The principles of organic gardening go hand-in-hand with this approach, shirking chemicals for hands-on, healthy and holistic garden care.
Money-Saving Benefits of Going Organic
A major hesitation for consumers who consider making the leap to the organic world is the price of organic products.
The cost discrepancy between products created “organically” versus mass-produced items created "non-organically" is mainly a reflection of their respective costs of production. Mass-produced goods are much cheaper to produce, thus cheaper on the shelf. The higher price of organic goods results from the substantially higher cost to produce and distribute them (as well as the overall willingness of the consumer to pay higher prices for a higher quality, more earth-friendly product.
But despite the higher costs of individual organic products, organic gardening can save you money in the long run.
In theory, by improving the health of the soil from which your plants grow, you yield a better crop, providing all-natural food for a family for years to come. Thus, after time you will encounter less money spent in the store for food and items to help a poorly cared for garden. Considered by proponents to be more sustainable, organic gardeners use the concept of ‘feeding the soil, not feeding the plant.’ Using this approach keeps your soil free of chemicals, yielding a bounty of your own nutrient-rich vegetables.

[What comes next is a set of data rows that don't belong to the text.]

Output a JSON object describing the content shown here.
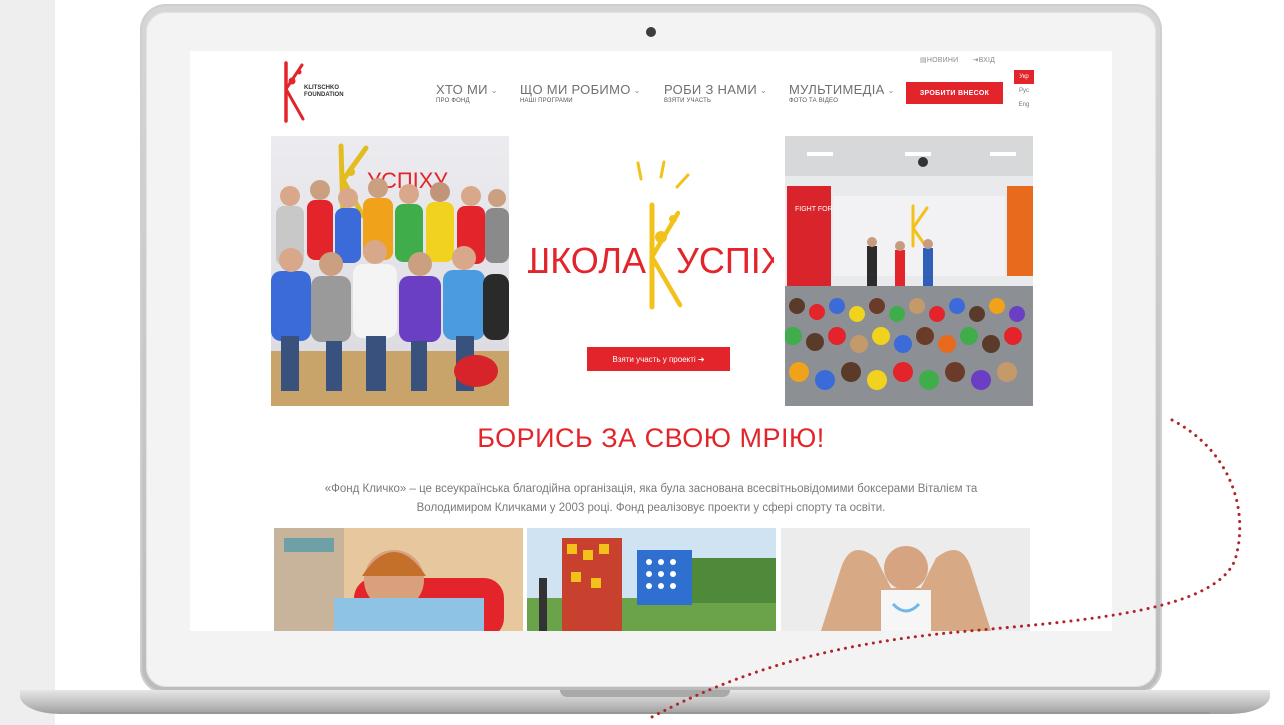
{
  "top_links": {
    "news": "НОВИНИ",
    "login": "ВХІД"
  },
  "logo_text": {
    "line1": "KLITSCHKO",
    "line2": "FOUNDATION"
  },
  "nav": [
    {
      "label": "ХТО МИ",
      "sub": "ПРО ФОНД"
    },
    {
      "label": "ЩО МИ РОБИМО",
      "sub": "НАШІ ПРОГРАМИ"
    },
    {
      "label": "РОБИ З НАМИ",
      "sub": "ВЗЯТИ УЧАСТЬ"
    },
    {
      "label": "МУЛЬТИМЕДІА",
      "sub": "ФОТО ТА ВІДЕО"
    }
  ],
  "donate_label": "ЗРОБИТИ ВНЕСОК",
  "languages": [
    "Укр",
    "Рус",
    "Eng"
  ],
  "hero": {
    "school_word1": "ШКОЛА",
    "school_word2": "УСПІХУ",
    "photo_left_text": "УСПІХУ",
    "cta": "Взяти участь у проекті ➔",
    "banner_text": "FIGHT FOR YOUR DREAM"
  },
  "slogan": "БОРИСЬ ЗА СВОЮ МРІЮ!",
  "description": "«Фонд Кличко» – це всеукраїнська благодійна організація, яка була заснована всесвітньовідомими боксерами Віталієм та Володимиром Кличками у 2003 році. Фонд реалізовує проекти у сфері спорту та освіти.",
  "colors": {
    "brand_red": "#e3242b",
    "annotation": "#b0252a"
  }
}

The foremost money-saving technique in going organic is composting. Composting is the "usage of decomposed remnants of organic materials as a soil amendment and a seed starting medium in organic gardening, that reduces land-fill waste by recycling your chemical free grass cuttings and food scraps."
Making compost is an uncomplicated process that uses "waste" from your lawn and kitchen to return nutrients to the soil and the organisms within it, adding to the health and nourishment of your garden.
What’s more, composting also helps you do your part in reducing the waste that heads to the local landfill. "‘One-third of the space in landfills is taken up by organic waste from our yards or kitchens." Landfills are nearing their capacity for rubbish and new sites are getting increasingly difficult to find.
Liken composting to recycling, but instead of cans, glass and newspapers, you are recycling your leaves, grass and food waste, returning them to the earth in a beneficial way.
source: Compost Guide